Polar ice can be found at the most extreme points of our planet: the Arctic, home to the often mythologised North Pole, and the southernmost point of all, the glacial and largely uninhabited continent of Antarctica.
These frozen landscapes are home to animals that we see nowhere else on earth: from minke whales to chinstrap penguins, our polar regions are a veritable wonderland of unique life forms. Those of us lucky enough to visit might catch a glimpse of this world from sailing boats as we cut a swathe through the icy waters of the Arctic north or, at the opposite end of the Earth, alongside the majestic ice sheet that makes up Antarctica.
Antarctica is made up of the largest single mass of ice on Earth, covering 14 million square kilometres in the midst of the Southern Ocean. At the South Pole, the average winter temperature is -49 degrees.
It’s hardly a secret that massive threats to this delicate environment exist. Currently around 10% of the Earth’s surface is covered by ice, although this is decreasing at an alarming rate. In fact, the polar ice caps are now melting six times faster than they were in the 1990s, with 6.4 trillion tonnes of ice being lost from Greenland and Antarctica alone between 1992 and 2017. With their home habitats diminishing, the animals that reside here are the first to feel the brunt of human-made changes to this most precarious of landscapes.
- Temperatures below freezing
- Long winters
- Ice caps
- Low levels of biodiversity
- Little precipitation
- Ice sheets
The melting of polar ice caps and glaciers is well documented, and possibly the most prominent example of climate change in action. The warming of the sea around the poles causes increases in weather events such as typhoons and hurricanes, and can increase coastal erosion. Flooding and destruction of polar habitats are also consequences of this, with estimates saying that 400 million people could be at risk of flooding by the end of the current century.
Other threats to these regions include increased pollution and overfishing. As their natural habitat in the Arctic melts, polar bears in Russia are increasingly being forced towards nearby towns in search of food, which has the potential to cause conflict with human inhabitants.
For those planning a trip to the Arctic Circle, another world awaits. Exploring this part of the world might include walking on glaciers, camping out to try and spot the Aurora Borealis, dog or husky sledding, cross-country skiing, snowmobiling, kayaking, sailing, hiking, snowshoeing and even taking a helicopter ride over the ice.

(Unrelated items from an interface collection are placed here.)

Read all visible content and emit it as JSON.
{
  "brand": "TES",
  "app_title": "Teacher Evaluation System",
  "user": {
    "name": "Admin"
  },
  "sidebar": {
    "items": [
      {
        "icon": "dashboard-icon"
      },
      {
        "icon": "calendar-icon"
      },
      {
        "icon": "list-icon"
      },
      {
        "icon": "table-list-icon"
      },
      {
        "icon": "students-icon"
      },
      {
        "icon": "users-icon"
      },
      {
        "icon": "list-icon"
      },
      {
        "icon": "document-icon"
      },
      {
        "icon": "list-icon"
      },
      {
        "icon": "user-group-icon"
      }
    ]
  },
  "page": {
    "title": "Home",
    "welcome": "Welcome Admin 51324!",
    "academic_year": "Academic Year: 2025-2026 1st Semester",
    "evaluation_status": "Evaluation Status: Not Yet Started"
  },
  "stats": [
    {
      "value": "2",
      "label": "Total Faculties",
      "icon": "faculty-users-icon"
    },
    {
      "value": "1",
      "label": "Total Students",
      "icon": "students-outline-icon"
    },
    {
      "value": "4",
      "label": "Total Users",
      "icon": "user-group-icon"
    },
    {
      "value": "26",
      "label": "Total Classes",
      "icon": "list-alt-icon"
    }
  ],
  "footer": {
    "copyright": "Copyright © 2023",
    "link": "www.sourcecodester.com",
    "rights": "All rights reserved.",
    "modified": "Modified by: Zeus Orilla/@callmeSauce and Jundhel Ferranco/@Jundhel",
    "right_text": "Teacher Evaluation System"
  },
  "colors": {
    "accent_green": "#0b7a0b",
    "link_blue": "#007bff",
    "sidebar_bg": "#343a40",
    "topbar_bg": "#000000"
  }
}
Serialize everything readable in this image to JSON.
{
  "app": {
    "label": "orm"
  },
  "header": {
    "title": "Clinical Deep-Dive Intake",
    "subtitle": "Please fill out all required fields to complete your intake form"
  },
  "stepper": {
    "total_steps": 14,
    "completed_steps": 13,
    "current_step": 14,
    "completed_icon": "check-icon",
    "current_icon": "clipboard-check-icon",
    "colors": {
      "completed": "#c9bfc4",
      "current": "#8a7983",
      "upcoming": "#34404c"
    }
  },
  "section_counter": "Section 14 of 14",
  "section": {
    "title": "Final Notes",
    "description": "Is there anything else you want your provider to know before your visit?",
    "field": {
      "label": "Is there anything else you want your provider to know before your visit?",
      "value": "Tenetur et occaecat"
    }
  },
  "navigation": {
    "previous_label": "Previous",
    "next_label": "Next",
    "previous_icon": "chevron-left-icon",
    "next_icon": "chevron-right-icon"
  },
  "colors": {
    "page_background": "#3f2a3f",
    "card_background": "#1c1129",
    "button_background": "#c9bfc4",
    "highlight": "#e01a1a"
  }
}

Many will visit the Arctic with wildlife watching in mind, and there are few better places on Earth from which to do it. Many visitors will spend time whale watching and polar bear spotting, as well as taking the opportunity to seek out seals, walrus and Arctic seabirds in their natural environment.
Unlike the Arctic, trips to Antarctica always need to be organised via a tour company. Tours will always be by boat, and activities could include taking a kayak to try and spot whales and dolphins, disembarking to visit penguins, and camping, scuba diving, or even (if you dare) taking an icy plunge into the water.
The stunning ice caps and expansive seas of our polar regions will be a familiar sight, even if only from photographs. Key areas of natural beauty within the Arctic include Prince Leopold Island in Nunavut, Canada; Svalbard, found in the Arctic Circle between Norway and the North Pole, and the Northwest Passage, which explorers searched for for three centuries before it was discovered. The Aurora Borealis is also often a highlight of trips to this region. In Antarctica, Drake Passage, the South Shetland Islands, Blood Falls, and the Lemaire Channel are all locations of note.
Polar regions are home to whales, seals and snowy owls, with five species of penguin found in the Antarctic and 19 subpopulations of polar bear in the Arctic. Other animals found in the Arctic include reindeer, narwhal, walrus, Arctic and snowshoe hare, Arctic fox, wolverine and Atlantic puffin. Birds including the sheathbill, snow petrel, kelp gull and south polar skua call the Antarctic home.
Because of the harsh conditions, there is very little plant life in polar regions. Algae, lichen and moss can survive here, but few other plants have adapted for this level of cold.
Areas that make up the Arctic include parts of Canada, Alaska, Greenland, Iceland, Finland, Sweden, Norway and Russia. The continent of Antarctica, on the other hand, has no countries within it - rather, it is a mass of ice that is mostly uninhabited and used by various countries for research purposes.